A woman stood on the porch of a neighboring florist shop. I drove up and lowered the window.
“You’re looking for Patsy Cline, aren’t you?” she asked.
“We’ve driven 400 miles.”
She pointed to a tree, then to a memorial bench and said we’d find the grave there.
“It doesn’t say ‘Patsy Cline.’ It says ‘Dick,’ her married name.”
She reached in the window and patted me on the arm in sympathy, knowing that I must be crazy about Patsy.
What about the bell tower? I was expecting it to play “Sweet Dreams.”
The bell tower, erected with the help of Dottie West and Loretta Lynn, is out of order, the florist told me. It was designed to play at 6 p.m., the time of the plane crash March 5, 1963 near Camden, Tenn., the country genre’s version of the Day the Music Died. The bell recently started playing at odd times, even during funeral services. The music has been stopped until the system is fixed.
We quickly reached our destination.
Under the heading of “DICK,” the marker reads, “Virginia H. (Patsy) Cline. ‘Death Cannot Kill What Never Dies: Love’.”
My pilgrimage was complete. On our trips over the years to see three precious granddaughters, I had thought wistfully of visiting the grave of the country siren.

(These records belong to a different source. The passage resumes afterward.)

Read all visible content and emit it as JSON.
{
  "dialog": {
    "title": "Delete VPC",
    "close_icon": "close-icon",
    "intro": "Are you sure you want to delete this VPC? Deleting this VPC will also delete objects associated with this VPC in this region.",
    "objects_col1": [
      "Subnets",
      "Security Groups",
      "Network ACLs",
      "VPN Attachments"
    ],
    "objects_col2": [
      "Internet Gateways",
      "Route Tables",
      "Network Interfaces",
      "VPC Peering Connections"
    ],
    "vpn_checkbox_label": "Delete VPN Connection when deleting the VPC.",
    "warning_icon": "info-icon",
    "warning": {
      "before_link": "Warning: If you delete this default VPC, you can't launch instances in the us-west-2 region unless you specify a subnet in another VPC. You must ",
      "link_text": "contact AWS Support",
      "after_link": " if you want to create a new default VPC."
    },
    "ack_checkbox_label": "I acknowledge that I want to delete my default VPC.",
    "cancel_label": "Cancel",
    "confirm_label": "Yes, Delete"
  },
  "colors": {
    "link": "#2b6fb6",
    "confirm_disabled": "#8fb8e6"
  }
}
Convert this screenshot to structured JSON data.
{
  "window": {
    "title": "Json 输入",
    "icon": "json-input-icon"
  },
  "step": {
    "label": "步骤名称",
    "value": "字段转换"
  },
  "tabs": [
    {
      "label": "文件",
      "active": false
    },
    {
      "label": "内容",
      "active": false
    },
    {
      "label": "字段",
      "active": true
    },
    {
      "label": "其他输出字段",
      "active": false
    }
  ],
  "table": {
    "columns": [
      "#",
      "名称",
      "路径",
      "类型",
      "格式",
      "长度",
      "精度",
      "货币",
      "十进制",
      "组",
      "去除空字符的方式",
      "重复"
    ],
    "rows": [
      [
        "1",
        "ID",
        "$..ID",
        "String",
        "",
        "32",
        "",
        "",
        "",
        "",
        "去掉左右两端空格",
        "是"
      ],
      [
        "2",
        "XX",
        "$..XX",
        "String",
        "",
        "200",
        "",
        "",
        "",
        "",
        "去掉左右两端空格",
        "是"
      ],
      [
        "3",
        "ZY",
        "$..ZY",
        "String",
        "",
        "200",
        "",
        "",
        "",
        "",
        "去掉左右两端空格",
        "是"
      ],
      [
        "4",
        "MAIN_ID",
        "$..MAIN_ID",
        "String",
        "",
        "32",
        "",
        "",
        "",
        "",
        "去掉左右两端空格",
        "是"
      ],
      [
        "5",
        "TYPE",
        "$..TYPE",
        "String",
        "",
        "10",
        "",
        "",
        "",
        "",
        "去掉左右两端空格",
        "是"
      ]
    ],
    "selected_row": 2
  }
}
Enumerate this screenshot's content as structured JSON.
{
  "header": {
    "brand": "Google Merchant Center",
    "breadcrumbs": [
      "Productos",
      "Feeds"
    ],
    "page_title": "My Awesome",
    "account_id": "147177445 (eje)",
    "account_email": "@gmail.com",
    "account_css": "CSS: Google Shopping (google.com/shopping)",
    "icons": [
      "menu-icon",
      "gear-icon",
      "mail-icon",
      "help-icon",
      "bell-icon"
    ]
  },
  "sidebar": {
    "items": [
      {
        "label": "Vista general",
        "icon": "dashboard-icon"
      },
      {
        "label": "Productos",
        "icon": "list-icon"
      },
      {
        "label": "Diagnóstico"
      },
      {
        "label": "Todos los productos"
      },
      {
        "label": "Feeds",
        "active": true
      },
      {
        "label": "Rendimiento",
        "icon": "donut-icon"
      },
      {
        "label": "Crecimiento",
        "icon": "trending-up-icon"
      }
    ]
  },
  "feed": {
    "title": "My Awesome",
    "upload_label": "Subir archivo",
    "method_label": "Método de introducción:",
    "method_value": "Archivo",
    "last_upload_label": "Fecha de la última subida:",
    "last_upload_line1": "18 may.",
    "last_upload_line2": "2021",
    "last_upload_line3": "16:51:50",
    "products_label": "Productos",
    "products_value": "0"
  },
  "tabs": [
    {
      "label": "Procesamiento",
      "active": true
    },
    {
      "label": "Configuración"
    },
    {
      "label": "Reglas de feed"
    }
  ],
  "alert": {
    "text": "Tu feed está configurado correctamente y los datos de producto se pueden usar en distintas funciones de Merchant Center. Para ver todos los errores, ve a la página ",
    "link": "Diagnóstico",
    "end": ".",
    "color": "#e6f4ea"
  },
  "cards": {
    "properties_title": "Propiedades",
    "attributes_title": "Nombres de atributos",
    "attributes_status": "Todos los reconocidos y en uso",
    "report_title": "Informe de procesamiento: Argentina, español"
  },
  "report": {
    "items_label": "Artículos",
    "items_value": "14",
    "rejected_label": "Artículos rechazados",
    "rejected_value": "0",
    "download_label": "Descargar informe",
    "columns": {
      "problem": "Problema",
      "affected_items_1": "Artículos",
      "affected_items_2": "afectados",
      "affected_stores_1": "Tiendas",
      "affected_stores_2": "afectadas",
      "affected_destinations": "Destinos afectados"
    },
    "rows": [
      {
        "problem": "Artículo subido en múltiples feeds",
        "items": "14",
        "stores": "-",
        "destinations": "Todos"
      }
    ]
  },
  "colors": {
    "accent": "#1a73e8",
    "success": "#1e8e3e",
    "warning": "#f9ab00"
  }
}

We have always been in too much of a hurry and didn’t know how to find the cemetery.
With the help of a smart phone gadget on Sunday, I learned the cemetery was at the next exit off Interstate 81 and four miles away. I veered off at the exit and the search was on.
This is Patsy Cline land.
Granddaughter Cayden attends Round Hill Elementary School, the same school where Patsy attended first grade. We buy pies at Hilltop Orchard where her troubled daddy worked before abandoning the family. The drug store where Virginia worked as a teen is still standing. The family home in Winchester is still there along with the radio station, WINC, where she performed.
I had four pennies, and I left them all atop the bronze marker along with the others left by fans who still get a thrill by Patsy Cline’s “Crazy.”
— Dwight Sparks